Despite the fact that the Germans were the first to use lethal gas during WWI, it was the French army that started chemical warfare. The first account of chemical warfare happened in 1912, nearly three years before the Germans' first successful attempt, when the French used tear gas on the battlefield. However, this tear gas was more of an irritant than anything deadly. After witnessing this type of warfare, the Germans started the development of their own chemical weapons.Learn more about World War 1
Prior to WWI, powers across Europe were rapidly expanding their armies, which built a sense of distrust among the nations. Britain felt particularly threatened by Germany, as it began to rapidly expand its army. However, militarism operated alongside other WWI causes and was not solely responsible for triggering the war.Full Answer >
Life during WWI was characterized by the inescapability of the conflict; soldiers faced imminent danger and unhealthy trench conditions, while civilians dealt with rationing, evacuations and air raids. During this time, entire nations pulled together to support their respective war efforts. In addition, the war brought many opportunities for women, who stepped in to fill the social and economic roles of the men deployed to combat.Full Answer >

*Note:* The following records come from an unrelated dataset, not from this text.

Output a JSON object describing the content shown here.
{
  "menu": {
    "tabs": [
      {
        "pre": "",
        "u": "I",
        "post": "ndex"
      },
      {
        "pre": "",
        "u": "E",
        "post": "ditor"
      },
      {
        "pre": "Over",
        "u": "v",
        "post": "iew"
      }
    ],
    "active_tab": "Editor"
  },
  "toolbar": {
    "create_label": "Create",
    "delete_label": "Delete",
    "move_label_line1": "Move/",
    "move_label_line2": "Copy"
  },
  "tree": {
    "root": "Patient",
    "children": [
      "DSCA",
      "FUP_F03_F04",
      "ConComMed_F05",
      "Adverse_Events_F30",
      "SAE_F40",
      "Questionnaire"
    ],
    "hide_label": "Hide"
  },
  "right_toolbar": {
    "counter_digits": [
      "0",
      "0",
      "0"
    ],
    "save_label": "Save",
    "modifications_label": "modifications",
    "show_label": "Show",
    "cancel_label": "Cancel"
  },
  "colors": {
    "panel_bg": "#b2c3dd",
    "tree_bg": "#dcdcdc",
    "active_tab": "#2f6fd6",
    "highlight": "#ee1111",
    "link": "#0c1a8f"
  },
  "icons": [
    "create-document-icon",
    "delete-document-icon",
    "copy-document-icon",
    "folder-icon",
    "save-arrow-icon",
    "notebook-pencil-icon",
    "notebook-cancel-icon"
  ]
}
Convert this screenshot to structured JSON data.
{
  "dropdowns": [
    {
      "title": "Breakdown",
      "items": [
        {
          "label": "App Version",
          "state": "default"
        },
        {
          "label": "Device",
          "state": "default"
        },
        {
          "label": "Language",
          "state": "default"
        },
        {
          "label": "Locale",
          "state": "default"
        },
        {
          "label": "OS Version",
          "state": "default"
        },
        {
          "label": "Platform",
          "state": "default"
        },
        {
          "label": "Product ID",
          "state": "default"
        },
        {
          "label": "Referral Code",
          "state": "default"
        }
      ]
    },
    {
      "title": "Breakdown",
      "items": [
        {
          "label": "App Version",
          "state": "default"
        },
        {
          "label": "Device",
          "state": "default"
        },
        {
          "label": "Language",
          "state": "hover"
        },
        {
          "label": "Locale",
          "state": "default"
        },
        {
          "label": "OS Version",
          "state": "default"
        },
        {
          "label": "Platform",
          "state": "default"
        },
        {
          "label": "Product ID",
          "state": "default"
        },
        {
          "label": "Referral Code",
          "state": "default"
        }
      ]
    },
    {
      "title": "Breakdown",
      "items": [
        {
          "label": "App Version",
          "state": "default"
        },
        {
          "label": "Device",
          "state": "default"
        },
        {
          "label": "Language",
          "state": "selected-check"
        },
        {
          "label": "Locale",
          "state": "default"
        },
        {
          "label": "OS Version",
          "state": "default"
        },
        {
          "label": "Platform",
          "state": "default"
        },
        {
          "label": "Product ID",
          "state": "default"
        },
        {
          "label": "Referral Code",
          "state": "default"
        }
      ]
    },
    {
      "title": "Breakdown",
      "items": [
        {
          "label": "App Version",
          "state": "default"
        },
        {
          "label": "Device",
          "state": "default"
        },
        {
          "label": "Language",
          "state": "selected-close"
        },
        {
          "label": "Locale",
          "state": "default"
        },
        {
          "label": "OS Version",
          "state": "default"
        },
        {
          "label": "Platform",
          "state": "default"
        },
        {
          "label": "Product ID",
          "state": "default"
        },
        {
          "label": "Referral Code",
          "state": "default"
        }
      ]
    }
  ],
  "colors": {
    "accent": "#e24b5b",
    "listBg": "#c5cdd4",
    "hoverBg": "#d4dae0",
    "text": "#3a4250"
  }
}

According to PBS, there were two main causes of the stalemate during WWI: the failed military tactics of The Schlieffen Plan, and the new war tactics required for trench warfare.Full Answer >
The major combatants in World War I were the Central Powers of Germany, Austria-Hungary, Bulgaria and the Ottoman Empire versus the Allied Forces of Great Britain, France, the United States, Russia, Italy and Japan. In addition, nearly 20 other countries and several colonies joined the conflict.Full Answer >